The term “binge drinking” has traditionally been used in reference to extreme levels of alcohol consumption over a prolonged period of time, a drinking pattern common among alcohol-dependent individuals. More recently, the term has been used to denote a pattern of “heavy episodic drinking” common in adolescents and young adults. Although this type of drinking behavior is likely to result in intoxication, it represents a level of consumption considerably lower than the original definition and generally over a limited time interval. Most commonly, binge drinking is defined as five or more drinks on a single drinking occasion for men and four or more for women. Binge drinking in its current definition has become a major public health issue over the past two decades due to the established relation between this type of drinking and the experience of significant consequences to the individual and society.
Attention to the topic was heightened with the initial publication of binge drinking rates from a national sample of college students in 1994. This study indicated that more than 40% of college students were binge drinkers and nearly 20% were frequent binge drinkers (at least three times in the past month). Despite increased prevention efforts on college campuses, rates of binge drinking have remained relatively stable over the past decade. In 1996, results of the “Monitoring the Future” surveys conducted by the National Institute on Drug Abuse reported binge drinking rates in secondary school students, finding a disturbingly high rate among high school seniors (30%) that has not changed appreciably in the past 8 years. Although rates significantly decrease after college, approximately 25% of individuals in their 30s engage in binge drinking and 14% of the U.S. adult population met this standard in a recent nationally representative sample.

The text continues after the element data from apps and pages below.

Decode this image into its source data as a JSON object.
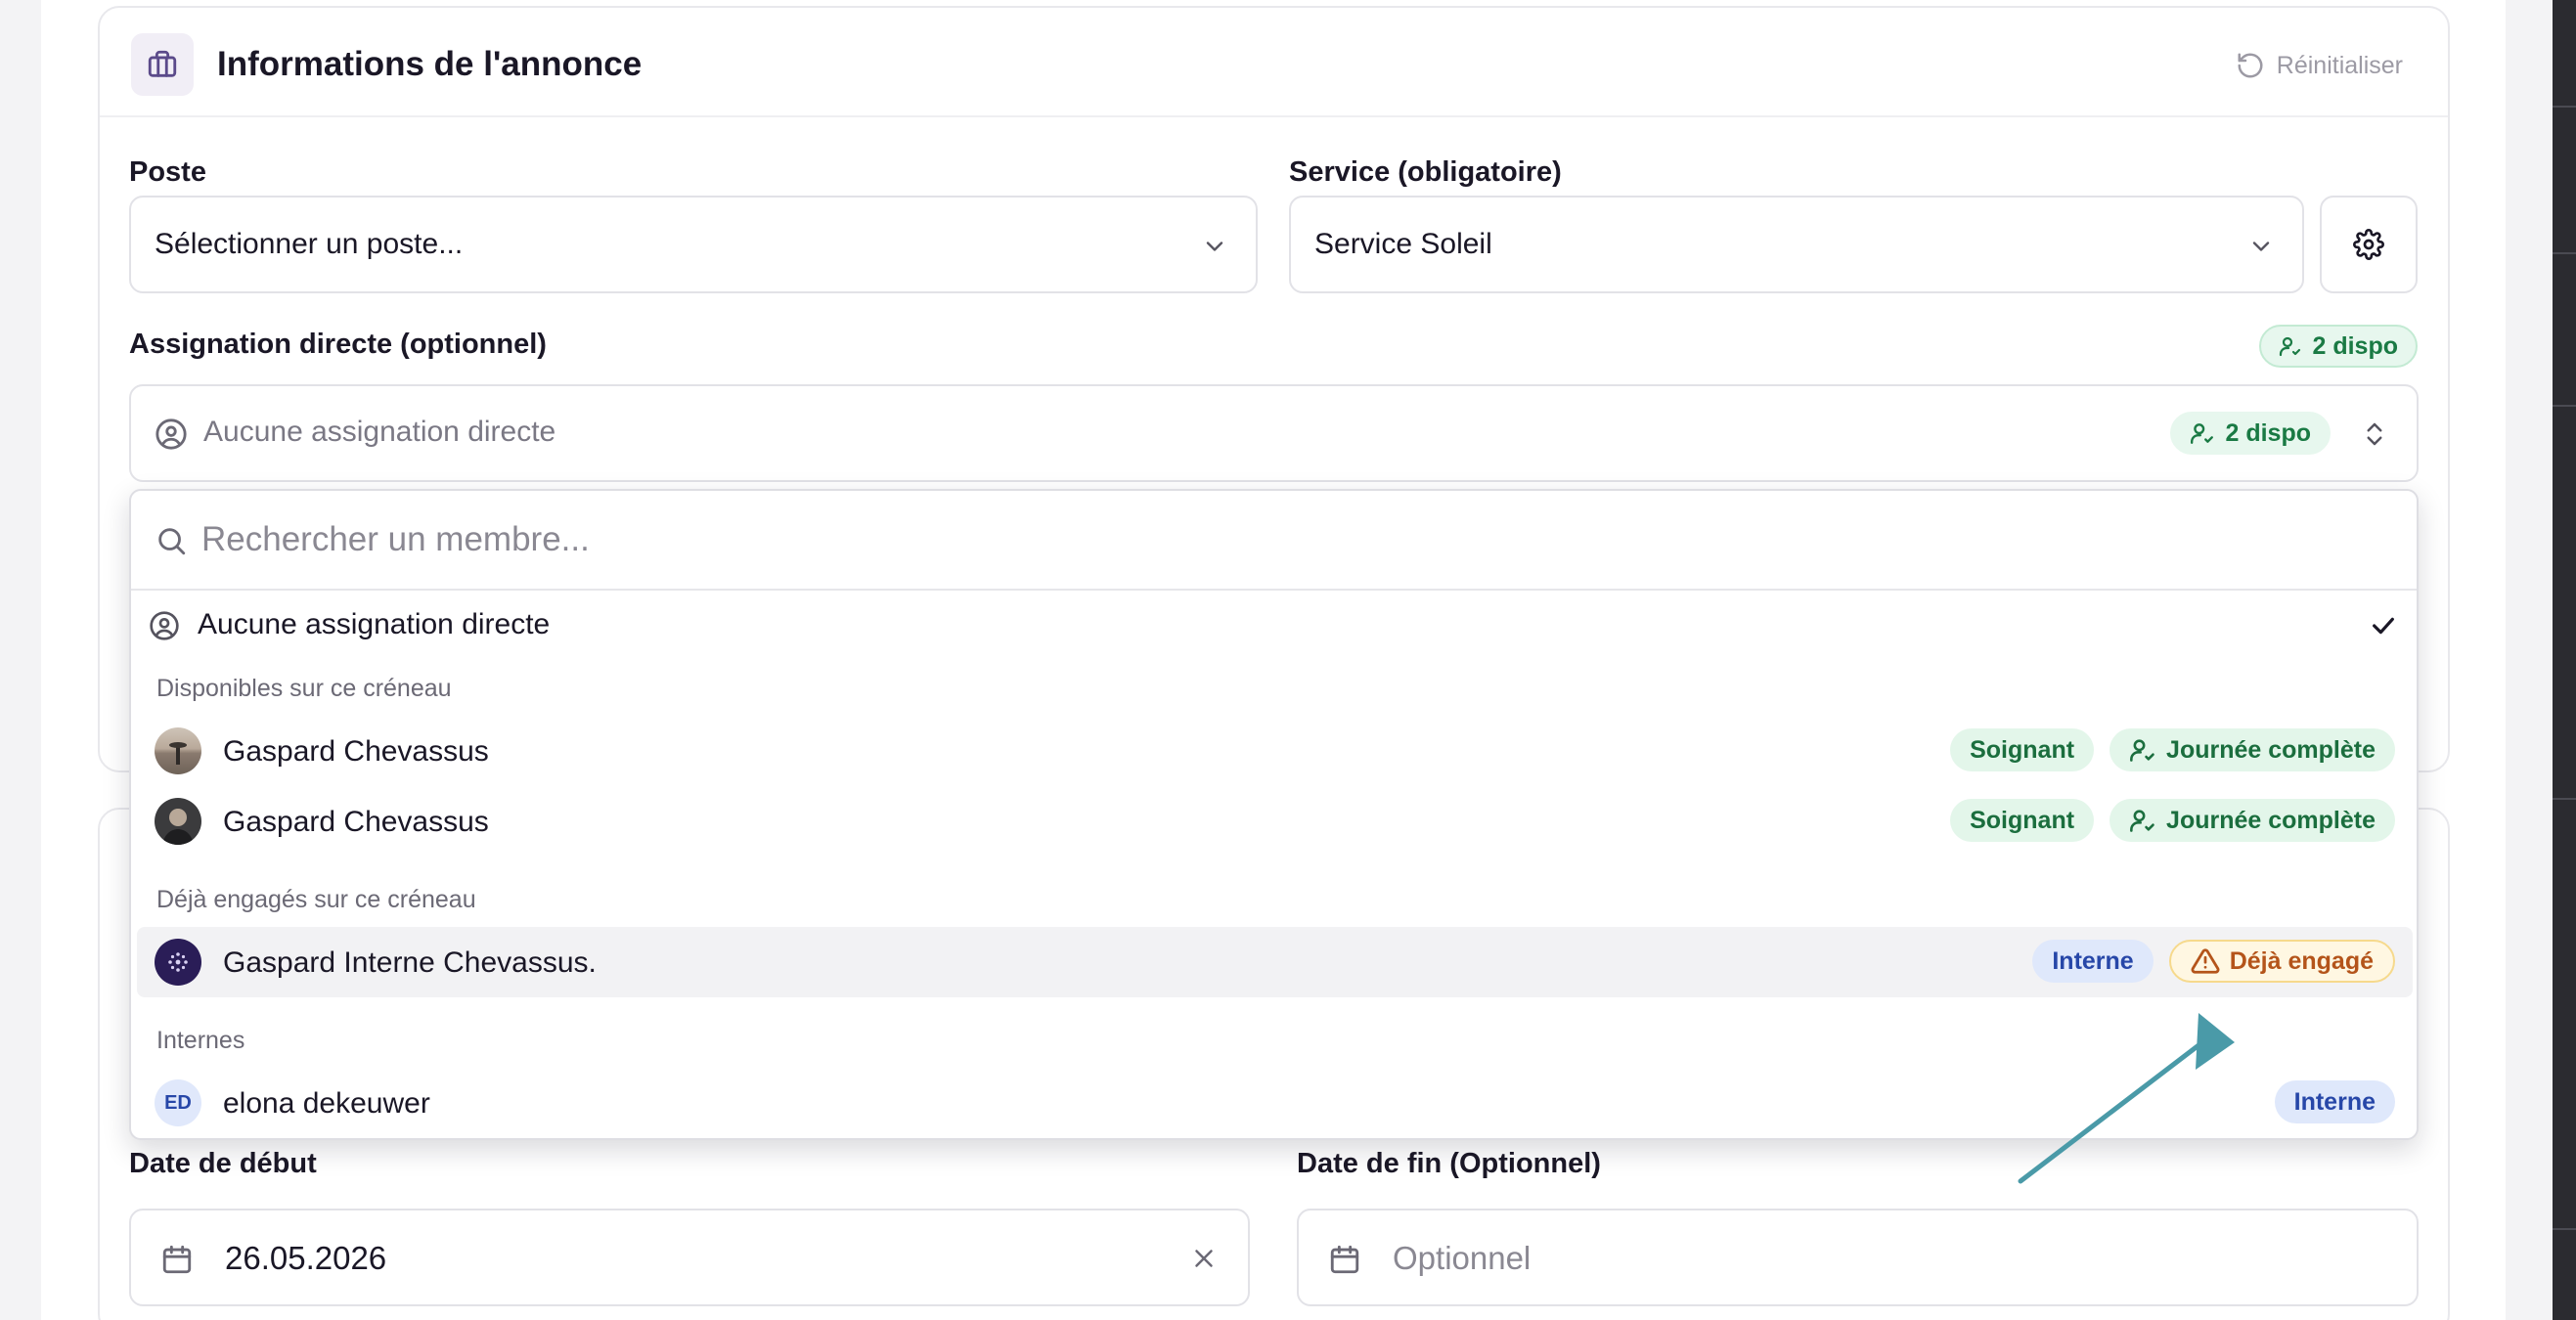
{
  "card": {
    "title": "Informations de l'annonce",
    "reset_label": "Réinitialiser"
  },
  "poste": {
    "label": "Poste",
    "value": "Sélectionner un poste..."
  },
  "service": {
    "label": "Service (obligatoire)",
    "value": "Service Soleil"
  },
  "assignation": {
    "label": "Assignation directe (optionnel)",
    "available_badge": "2 dispo",
    "placeholder": "Aucune assignation directe",
    "combo_badge": "2 dispo"
  },
  "dropdown": {
    "search_placeholder": "Rechercher un membre...",
    "none_option": "Aucune assignation directe",
    "groups": [
      {
        "label": "Disponibles sur ce créneau",
        "members": [
          {
            "name": "Gaspard Chevassus",
            "role": "Soignant",
            "availability": "Journée complète"
          },
          {
            "name": "Gaspard Chevassus",
            "role": "Soignant",
            "availability": "Journée complète"
          }
        ]
      },
      {
        "label": "Déjà engagés sur ce créneau",
        "members": [
          {
            "name": "Gaspard Interne Chevassus.",
            "role": "Interne",
            "status": "Déjà engagé"
          }
        ]
      },
      {
        "label": "Internes",
        "members": [
          {
            "initials": "ED",
            "name": "elona dekeuwer",
            "role": "Interne"
          }
        ]
      }
    ]
  },
  "dates": {
    "start_label": "Date de début",
    "start_value": "26.05.2026",
    "end_label": "Date de fin (Optionnel)",
    "end_placeholder": "Optionnel"
  },
  "colors": {
    "accent_purple": "#6a4f9c",
    "green_badge": "#1a7a44",
    "blue_badge": "#2747a8",
    "warning": "#b4541a",
    "arrow": "#4a9aa8"
  }
}
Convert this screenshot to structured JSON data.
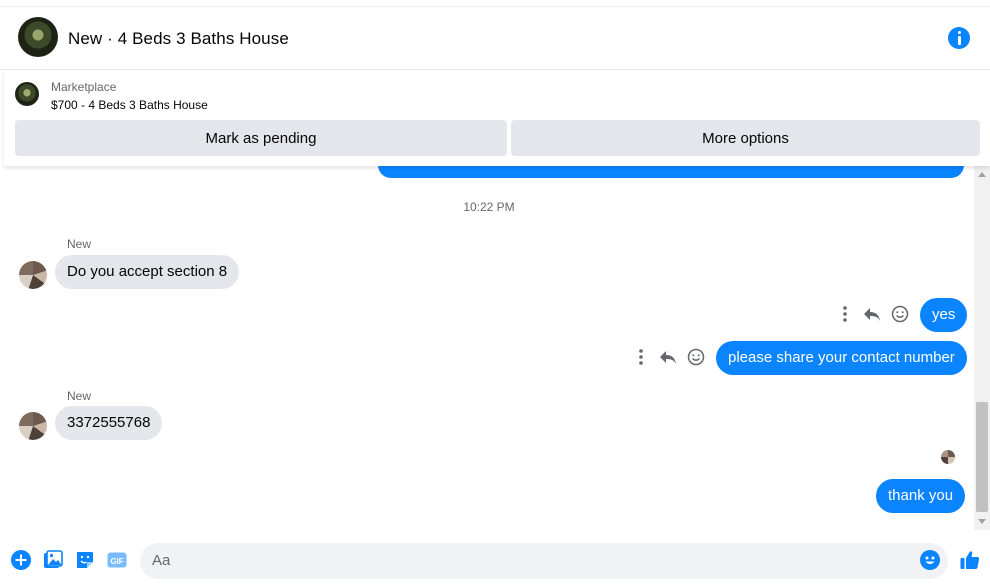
{
  "header": {
    "title": "New · 4 Beds 3 Baths House",
    "icons": {
      "avatar": "listing-photo",
      "info": "info-icon"
    },
    "accent": "#0a84ff"
  },
  "marketplace": {
    "label": "Marketplace",
    "listing": "$700 - 4 Beds 3 Baths House",
    "buttons": {
      "pending": "Mark as pending",
      "more": "More options"
    }
  },
  "chat": {
    "timestamp": "10:22 PM",
    "messages": [
      {
        "from": "them",
        "sender": "New",
        "text": "Do you accept section 8"
      },
      {
        "from": "me",
        "text": "yes"
      },
      {
        "from": "me",
        "text": "please share your contact number"
      },
      {
        "from": "them",
        "sender": "New",
        "text": "3372555768"
      },
      {
        "from": "me",
        "text": "thank you"
      }
    ],
    "message_actions": [
      "more-icon",
      "reply-icon",
      "react-icon"
    ],
    "colors": {
      "outgoing": "#0a84ff",
      "incoming": "#e4e6eb"
    }
  },
  "composer": {
    "placeholder": "Aa",
    "icons": [
      "plus-icon",
      "image-icon",
      "sticker-icon",
      "gif-icon",
      "emoji-icon",
      "like-icon"
    ],
    "gif_label": "GIF"
  }
}
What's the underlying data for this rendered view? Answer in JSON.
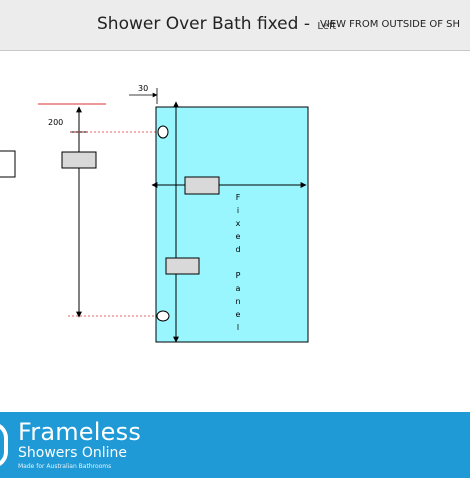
{
  "header": {
    "title": "Shower Over Bath fixed - ",
    "side": "Left",
    "view": "VIEW FROM OUTSIDE OF SH"
  },
  "diagram": {
    "dim_top": "30",
    "dim_left": "200",
    "panel_label": [
      "F",
      "i",
      "x",
      "e",
      "d",
      "",
      "P",
      "a",
      "n",
      "e",
      "l"
    ],
    "colors": {
      "glass": "#99f6ff",
      "hinge": "#d9d9d9",
      "guide": "#e03030",
      "line": "#000000"
    }
  },
  "footer": {
    "brand": "Frameless",
    "subbrand": "Showers Online",
    "tagline": "Made for Australian Bathrooms",
    "color": "#1f9ad6"
  }
}
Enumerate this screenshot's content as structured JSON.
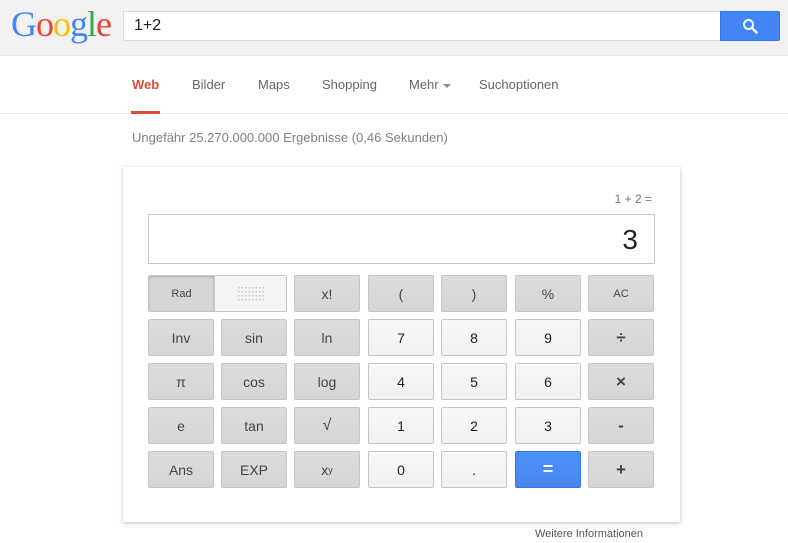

The current definition of binge drinking has been criticized on several grounds. First, the 5/4 criterion does not account for a number of important variables including time over which drinking occurs, body weight, and stomach contents. The result is that nearly half of the individuals who met the binge drinking criterion in one study were not drinking to intoxication as defined by a .08 blood alcohol concentration (the legal limit in most states). Another concern is that this definition leads the public to believe that dangerous drinking is normative based on the high percentage of young people meeting this criterion. The concern is that individuals who might not otherwise drink at this level will do so in order to meet societal norms. Despite the limitations of the 5/4 standard, it has demonstrated utility from a public health perspective.
Binge drinking is associated with an increased likelihood of other behavioral risks including driving after drinking, unprotected sexual behavior, and physical and sexual aggression. For example, binge drinkers in the general population are 14 times more likely to drive while impaired by alcohol than nonbinge drinkers. As a result of increased risk behavior, binge drinkers also report an increased incidence of a variety of negative consequences including alcohol-related motor vehicle accidents, HIV and other sexually transmitted diseases, alcohol-related injuries, and legal difficulties. Wechsler and colleagues (2002) found that infrequent binge drinkers were 3 to 4 times more likely to experience a range of negative consequences relative to nonbinge drinkers and frequent binge drinkers were roughly 10 times more likely to experience these same consequences.
The term “binge drinking” has come to refer to a pattern of heavy episodic drinking common among adolescents and young adults. Although this standard may have limited clinical utility in terms of identifying individuals with alcohol use disorders, it has considerable relevance from a public health perspective. Individuals who meet or exceed this level of consumption are at increased risk for a variety of negative consequences, with frequent binge drinkers at particularly high risk.
- Johnston, D., O’Malley, P. M., & Bachman, J. G. (2002). National survey results on drug use from the Monitoring the Future Study, 1975–2001: Volume I, secondary school students (NIH Publication No. 02–5106). Bethesda, MD: National Institute on Drug Abuse.
- Naimi, T. , Brewer, R. D., Mokdad, A., Denny, C., Serdula, M. K., & Marks, J. S. (2003). Binge drinking among U.S. adults. Journal of the American Medical Association,289(1), 70–75.
- National Institute on Alcohol Abuse and (n.d.). College drinking: Changing the culture. Available from http://www.collegedrinkingprevention.gov
- Perkins, H. W., DeJong, W., & Linkenbach, J. (2001). Estimated blood alcohol levels reached by “binge” and “nonbinge” drinkers: A survey of young adults in Psychology of Addictive Behaviors, 15(4), 317–320.
- Wechsler, , Lee, J. E., Kuo, M., Seibring, M., Nelson, T. F., & Lee, H. (2002). Trends in college binge drinking during a period of increased prevention efforts. Journal of American College Health, 50(5), 203–217.